We will continue to go through all the ways this Royals season is unlike any since the first Ford Taurus for as long as this ride lasts, but here’s one you probably haven’t heard yet.
Maybe you’ve missed it somewhere in this 24-8 movie-montage run that dragged the Royals, eight games out and possible deadline sellers, to 72-58 and first place even after an 8-1 loss to the Yankees on Monday, but it’s worth noting all the same:
This was the latest in a season that the Royals have had the better record when playing the Yankees since Sept. 5, 1982.
Since then, we’ve seen eight presidential elections, the invention of the internet and Halley’s Comet.
Never miss a local story.
So the Royals are a legitimate national story now, and not just because of the (regional) Sports Illustrated cover or the quirky SungWoo Lee buzz or that the Royals played on national TV Monday, will do it again Tuesday and be host to Major League Baseball’s flagship Sunday night game for the first time since 1996.
The Royals are a good baseball team backed up by the great story of a fan base taught to expect the worst coming to grips with the out-of-jersey experience of seeing the best. Various projections give them around a 70-percent chance of breaking the longest playoff drought in North American sports. They play gorgeous defense, hit enough, and you can’t walk around the clubhouse without bumping into someone with a 96-mph fastball and torturous breaking stuff.
Who wouldn’t want to see this?
By the end of the weekend, the Royals will have been on national TV nine times this season, with many more almost certainly coming. Royals manager Ned Yost can scoff at the attention — “we don’t think like you,” he told reporters before Monday’s game — but it does matter, whether it should or not. Across the country, baseball fans are remembering that Kansas City has a team and it should be OK to appreciate the rise.
“I’m glad to be a part of it,” outfielder Lorenzo Cain says. “It’s something you probably only get to do once in a lifetime, so I’m definitely enjoying it.”
The flip side is one heck of a combustible mix in a place as simultaneously prideful and insecure as Kansas City.
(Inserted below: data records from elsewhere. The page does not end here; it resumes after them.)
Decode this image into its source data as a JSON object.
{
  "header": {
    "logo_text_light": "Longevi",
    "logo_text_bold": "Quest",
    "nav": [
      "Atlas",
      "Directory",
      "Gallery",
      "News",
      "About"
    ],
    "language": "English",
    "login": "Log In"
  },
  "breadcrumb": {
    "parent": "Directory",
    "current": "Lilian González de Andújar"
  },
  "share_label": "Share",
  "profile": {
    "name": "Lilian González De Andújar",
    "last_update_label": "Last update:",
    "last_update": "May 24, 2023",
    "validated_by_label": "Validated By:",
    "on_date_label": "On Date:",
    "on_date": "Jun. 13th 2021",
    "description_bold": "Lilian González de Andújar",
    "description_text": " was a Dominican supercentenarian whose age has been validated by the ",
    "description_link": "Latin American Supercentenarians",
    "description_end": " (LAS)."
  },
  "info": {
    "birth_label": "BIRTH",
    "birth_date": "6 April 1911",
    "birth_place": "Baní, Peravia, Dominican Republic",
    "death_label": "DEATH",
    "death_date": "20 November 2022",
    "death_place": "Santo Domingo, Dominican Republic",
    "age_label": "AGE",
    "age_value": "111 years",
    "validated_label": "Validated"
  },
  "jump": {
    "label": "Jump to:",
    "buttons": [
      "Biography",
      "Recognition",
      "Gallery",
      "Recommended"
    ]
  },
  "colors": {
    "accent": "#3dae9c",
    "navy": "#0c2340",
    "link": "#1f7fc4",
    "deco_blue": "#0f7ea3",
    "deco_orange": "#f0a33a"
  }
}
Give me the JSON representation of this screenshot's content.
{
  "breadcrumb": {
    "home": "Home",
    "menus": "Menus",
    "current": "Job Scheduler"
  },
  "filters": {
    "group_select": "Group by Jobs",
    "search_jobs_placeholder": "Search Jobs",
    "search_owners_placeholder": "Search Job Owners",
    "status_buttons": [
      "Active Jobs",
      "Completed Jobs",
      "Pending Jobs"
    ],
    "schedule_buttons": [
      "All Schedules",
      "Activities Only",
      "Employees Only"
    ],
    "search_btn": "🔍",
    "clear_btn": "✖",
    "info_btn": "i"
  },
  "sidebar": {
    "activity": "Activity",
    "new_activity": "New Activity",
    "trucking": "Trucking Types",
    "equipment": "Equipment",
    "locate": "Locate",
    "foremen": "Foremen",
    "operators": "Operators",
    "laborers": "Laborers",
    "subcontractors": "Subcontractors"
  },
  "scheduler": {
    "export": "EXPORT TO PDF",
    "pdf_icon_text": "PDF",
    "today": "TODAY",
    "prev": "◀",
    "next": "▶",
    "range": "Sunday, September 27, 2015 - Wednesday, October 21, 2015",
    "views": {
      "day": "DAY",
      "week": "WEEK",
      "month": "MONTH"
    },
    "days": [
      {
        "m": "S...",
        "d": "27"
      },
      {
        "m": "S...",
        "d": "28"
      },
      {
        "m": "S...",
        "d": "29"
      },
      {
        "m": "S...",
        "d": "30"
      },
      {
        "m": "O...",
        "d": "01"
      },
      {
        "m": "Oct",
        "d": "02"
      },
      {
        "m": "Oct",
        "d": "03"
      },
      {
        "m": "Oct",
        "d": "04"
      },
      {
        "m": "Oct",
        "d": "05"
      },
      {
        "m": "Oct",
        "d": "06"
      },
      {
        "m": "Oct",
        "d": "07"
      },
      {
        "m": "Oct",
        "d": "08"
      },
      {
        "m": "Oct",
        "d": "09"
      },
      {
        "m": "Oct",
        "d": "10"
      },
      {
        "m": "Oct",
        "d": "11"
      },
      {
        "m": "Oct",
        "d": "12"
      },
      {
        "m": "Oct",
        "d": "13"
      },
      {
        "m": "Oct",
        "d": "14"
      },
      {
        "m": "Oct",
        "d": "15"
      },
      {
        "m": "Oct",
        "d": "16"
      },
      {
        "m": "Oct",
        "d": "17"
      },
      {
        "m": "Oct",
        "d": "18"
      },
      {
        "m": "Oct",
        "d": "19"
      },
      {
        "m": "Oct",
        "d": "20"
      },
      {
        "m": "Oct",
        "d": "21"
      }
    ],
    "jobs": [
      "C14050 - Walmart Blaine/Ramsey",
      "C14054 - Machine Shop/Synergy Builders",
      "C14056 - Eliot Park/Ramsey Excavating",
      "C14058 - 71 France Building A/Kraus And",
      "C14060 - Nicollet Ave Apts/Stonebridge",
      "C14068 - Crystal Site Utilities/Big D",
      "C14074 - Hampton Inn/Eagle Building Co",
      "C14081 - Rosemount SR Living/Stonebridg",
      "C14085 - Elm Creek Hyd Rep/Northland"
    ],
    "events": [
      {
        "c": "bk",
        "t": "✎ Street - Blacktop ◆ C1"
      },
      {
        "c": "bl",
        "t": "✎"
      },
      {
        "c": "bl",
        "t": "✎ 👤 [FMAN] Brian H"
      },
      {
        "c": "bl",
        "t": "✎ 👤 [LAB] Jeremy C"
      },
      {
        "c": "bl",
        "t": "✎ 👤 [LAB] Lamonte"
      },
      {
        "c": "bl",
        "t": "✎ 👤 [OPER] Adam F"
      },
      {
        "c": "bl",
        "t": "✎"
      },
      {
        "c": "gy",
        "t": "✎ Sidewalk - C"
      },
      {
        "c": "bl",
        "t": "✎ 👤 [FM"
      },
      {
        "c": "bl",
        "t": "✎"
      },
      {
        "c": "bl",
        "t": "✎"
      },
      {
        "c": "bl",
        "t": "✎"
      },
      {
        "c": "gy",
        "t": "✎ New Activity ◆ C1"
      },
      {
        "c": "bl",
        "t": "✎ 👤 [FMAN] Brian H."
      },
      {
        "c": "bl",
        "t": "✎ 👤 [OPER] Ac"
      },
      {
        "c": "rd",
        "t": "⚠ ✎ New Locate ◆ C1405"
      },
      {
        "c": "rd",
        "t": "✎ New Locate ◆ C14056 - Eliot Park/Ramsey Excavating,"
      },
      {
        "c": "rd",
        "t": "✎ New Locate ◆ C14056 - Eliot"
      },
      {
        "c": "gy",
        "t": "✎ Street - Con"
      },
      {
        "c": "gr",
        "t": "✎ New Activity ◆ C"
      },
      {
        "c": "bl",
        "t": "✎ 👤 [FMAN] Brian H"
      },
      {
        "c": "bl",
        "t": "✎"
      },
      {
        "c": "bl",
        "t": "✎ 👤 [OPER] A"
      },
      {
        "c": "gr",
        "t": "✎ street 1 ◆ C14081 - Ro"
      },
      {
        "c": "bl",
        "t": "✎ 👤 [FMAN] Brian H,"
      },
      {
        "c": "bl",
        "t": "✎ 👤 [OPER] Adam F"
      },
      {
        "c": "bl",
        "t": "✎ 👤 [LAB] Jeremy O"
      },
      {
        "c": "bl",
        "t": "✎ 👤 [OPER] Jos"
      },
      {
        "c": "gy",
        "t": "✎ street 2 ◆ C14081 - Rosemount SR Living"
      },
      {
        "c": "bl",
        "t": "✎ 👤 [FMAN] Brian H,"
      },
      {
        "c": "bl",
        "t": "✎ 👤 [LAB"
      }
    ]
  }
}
The other day, on a Tigers broadcast, one of the announcers (half) joked that he wakes up every day expecting to see a correction on the Royals’ record.
Aside from a gratuitous barbecue mention, you can expect much of Kansas City’s time in the national baseball conversation to focus on how irrelevant the Royals have been for a generation and outdated criticisms of an ownership that’s outspent its place in revenues for most of a decade.
We don’t always take jokes well, but if that’s the price of success, fans here can surely stomach being treated like charity-case bumpkins while they refresh on how to calculate magic numbers, how playoff rosters work, and who should go to the bullpen in a four-man starting rotation.
Because there is enough of a flyover inferiority complex in Kansas City that the national attention means more here than some other places. Royals fans can be a self-loathing bunch, and part of the stubborn booing of Johnny Damon and Robinson Cano is a bitter backlash to two decades of irrelevance brought on by a conspiracy of changing economics, bad decisions and rudderless leadership from Ewing Kauffman’s death to David Glass’ commitment to change around 2006.
We all saw the beating pulse of a passionate baseball town dying to regain its old mojo two years ago during All-Star week, and people in the industry still talk of the impression made.
Well, if the Royals keep this up — pennant-chasing baseball well into football season — the people here will make that All-Star Game look like a Wednesday night at Applebee’s.
And do it with the baseball world watching like no time in the last 20 years.